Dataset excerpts

____________

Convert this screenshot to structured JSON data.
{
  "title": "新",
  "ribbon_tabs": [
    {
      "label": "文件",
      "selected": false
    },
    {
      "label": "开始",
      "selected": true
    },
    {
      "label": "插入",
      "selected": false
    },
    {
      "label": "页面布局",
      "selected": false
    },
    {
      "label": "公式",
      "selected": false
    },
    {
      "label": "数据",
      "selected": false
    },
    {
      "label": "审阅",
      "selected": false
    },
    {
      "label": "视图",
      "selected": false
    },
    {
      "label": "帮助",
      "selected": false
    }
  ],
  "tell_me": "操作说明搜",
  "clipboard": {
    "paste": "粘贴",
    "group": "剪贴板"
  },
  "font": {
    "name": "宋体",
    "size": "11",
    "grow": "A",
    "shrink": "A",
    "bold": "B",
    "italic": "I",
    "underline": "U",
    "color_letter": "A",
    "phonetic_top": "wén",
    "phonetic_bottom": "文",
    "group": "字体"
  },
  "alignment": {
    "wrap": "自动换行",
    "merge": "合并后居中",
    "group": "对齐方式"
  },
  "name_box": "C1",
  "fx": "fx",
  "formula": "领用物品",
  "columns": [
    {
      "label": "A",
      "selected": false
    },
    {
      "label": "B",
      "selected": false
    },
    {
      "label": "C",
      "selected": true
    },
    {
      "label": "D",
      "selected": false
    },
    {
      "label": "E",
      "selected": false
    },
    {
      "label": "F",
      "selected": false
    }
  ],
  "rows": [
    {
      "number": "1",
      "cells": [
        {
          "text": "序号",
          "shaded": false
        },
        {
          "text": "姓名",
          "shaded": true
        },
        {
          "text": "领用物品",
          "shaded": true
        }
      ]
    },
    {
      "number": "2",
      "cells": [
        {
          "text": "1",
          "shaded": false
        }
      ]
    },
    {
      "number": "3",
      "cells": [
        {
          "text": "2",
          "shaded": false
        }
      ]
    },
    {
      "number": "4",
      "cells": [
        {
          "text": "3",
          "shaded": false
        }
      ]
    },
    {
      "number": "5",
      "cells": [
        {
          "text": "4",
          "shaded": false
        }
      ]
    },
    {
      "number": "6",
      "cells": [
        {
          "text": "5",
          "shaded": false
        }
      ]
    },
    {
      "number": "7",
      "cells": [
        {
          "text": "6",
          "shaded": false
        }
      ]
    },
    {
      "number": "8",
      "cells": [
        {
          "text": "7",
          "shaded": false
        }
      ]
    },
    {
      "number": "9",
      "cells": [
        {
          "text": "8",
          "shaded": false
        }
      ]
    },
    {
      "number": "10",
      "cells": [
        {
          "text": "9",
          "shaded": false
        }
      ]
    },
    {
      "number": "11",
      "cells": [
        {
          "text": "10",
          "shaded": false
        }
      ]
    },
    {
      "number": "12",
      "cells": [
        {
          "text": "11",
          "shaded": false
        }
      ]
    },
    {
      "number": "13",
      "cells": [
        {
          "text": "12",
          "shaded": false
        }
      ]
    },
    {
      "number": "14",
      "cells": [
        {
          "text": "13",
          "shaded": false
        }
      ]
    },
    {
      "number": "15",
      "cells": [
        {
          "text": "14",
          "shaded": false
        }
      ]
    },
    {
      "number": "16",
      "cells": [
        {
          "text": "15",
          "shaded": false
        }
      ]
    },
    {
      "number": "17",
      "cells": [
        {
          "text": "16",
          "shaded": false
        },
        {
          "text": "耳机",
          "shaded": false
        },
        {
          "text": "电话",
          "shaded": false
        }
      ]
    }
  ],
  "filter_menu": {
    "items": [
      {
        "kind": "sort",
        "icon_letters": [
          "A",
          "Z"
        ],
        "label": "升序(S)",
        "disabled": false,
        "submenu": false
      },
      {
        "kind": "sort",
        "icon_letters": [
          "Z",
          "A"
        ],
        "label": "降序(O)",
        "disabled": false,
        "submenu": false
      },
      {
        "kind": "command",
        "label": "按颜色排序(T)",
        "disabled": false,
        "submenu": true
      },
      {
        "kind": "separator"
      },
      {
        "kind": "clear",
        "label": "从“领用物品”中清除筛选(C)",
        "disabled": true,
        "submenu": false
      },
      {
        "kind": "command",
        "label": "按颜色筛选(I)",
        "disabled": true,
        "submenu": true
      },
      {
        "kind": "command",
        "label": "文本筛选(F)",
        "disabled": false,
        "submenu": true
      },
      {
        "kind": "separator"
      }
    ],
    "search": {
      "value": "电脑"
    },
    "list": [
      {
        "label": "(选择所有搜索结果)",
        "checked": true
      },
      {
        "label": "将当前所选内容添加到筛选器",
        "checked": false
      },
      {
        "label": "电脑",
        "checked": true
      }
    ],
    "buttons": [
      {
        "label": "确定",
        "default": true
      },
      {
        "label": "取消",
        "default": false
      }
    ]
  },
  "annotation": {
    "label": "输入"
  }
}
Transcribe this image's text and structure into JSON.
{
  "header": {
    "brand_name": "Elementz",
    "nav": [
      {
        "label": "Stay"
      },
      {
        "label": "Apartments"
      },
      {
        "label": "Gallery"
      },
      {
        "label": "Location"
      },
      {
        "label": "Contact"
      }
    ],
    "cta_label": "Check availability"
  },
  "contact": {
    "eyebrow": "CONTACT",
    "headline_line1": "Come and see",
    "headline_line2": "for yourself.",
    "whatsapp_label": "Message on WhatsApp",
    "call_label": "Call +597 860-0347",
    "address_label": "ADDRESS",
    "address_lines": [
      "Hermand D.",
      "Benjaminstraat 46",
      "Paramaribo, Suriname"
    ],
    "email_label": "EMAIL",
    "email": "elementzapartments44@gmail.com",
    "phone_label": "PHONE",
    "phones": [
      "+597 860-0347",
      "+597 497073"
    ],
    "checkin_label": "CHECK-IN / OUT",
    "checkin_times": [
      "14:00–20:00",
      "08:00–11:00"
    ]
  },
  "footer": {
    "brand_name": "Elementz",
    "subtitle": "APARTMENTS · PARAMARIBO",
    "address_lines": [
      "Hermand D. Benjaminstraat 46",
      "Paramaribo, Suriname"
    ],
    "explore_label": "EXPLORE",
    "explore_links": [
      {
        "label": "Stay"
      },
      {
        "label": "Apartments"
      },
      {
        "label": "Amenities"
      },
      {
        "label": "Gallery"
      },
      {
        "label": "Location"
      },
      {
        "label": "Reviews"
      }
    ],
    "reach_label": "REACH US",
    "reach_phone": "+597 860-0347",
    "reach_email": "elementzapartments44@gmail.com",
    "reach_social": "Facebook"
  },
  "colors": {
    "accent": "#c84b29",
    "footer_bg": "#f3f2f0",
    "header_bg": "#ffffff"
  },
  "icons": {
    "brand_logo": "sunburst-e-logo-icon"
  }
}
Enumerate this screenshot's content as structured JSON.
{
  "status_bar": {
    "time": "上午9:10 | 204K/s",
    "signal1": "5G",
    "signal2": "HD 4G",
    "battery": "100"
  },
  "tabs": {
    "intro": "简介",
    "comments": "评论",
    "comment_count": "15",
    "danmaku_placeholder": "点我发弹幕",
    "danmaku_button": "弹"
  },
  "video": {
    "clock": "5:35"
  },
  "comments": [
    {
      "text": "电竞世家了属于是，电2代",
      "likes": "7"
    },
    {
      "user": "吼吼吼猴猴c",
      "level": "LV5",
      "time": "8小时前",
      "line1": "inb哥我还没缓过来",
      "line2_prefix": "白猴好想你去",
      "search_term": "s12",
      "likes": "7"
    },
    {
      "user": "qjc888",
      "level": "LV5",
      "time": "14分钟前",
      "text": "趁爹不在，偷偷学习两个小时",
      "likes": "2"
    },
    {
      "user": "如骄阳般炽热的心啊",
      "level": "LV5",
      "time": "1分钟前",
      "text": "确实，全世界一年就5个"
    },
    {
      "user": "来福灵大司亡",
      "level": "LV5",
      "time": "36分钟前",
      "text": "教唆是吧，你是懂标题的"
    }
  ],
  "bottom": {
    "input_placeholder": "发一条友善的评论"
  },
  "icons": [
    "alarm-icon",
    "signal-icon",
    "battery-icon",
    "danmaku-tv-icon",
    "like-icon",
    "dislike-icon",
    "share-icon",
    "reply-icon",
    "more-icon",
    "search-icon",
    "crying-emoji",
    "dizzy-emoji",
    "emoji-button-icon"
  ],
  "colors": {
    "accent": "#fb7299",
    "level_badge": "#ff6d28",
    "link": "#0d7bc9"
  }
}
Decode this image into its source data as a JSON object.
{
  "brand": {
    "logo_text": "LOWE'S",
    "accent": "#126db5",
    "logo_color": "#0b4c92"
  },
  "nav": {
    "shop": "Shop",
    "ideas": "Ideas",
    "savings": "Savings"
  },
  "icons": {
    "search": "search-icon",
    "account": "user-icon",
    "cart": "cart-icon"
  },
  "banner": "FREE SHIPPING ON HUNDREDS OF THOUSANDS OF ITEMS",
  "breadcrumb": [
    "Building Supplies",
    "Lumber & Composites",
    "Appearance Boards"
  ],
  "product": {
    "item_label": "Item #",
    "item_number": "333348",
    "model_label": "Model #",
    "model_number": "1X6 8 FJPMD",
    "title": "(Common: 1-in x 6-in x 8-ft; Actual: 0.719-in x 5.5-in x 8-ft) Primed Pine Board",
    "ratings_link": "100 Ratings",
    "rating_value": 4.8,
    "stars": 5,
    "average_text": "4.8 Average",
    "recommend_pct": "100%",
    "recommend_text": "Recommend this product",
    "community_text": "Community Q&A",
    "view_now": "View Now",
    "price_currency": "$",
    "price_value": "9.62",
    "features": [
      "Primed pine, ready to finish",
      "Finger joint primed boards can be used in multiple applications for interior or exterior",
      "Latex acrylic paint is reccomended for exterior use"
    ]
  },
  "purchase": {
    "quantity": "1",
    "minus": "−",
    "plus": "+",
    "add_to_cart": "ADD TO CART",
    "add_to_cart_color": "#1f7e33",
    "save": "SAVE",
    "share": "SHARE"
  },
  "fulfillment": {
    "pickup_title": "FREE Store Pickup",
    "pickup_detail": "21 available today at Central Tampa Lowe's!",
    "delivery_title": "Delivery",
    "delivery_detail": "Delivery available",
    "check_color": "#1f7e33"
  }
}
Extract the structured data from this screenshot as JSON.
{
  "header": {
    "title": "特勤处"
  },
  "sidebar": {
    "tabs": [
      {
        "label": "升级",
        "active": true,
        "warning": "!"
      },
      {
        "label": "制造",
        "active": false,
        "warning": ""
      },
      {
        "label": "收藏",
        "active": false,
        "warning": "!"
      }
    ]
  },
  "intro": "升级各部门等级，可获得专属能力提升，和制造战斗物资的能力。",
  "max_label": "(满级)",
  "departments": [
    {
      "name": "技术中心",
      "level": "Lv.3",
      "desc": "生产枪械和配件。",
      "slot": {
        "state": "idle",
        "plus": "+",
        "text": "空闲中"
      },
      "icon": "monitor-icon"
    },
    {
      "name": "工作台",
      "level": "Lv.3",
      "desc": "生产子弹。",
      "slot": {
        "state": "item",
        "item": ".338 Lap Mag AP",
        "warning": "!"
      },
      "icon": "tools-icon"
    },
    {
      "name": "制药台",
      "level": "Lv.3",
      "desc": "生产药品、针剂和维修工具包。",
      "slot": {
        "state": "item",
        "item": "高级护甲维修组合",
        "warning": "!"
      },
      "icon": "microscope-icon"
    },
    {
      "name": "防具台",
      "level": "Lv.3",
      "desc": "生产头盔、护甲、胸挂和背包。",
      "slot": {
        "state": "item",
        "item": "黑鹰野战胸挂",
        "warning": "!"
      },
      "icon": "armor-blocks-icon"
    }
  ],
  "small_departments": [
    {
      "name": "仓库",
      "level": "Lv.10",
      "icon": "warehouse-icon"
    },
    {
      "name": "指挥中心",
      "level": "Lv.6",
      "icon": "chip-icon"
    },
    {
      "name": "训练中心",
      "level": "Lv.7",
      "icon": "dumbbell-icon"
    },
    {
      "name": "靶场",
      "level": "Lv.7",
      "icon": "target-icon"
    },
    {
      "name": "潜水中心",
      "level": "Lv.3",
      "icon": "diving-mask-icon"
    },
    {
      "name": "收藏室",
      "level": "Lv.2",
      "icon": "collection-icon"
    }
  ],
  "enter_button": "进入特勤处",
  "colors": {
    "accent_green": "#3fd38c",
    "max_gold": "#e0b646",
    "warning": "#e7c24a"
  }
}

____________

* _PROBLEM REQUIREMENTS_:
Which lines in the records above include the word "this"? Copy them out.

* _WRITTEN SOLUTION_:
Convert this screenshot to structured JSON data.
Transcribe this image's text and structure into JSON.
Enumerate this screenshot's content as structured JSON.
Decode this image into its source data as a JSON object.
    "recommend_text": "Recommend this product",
Extract the structured data from this screenshot as JSON.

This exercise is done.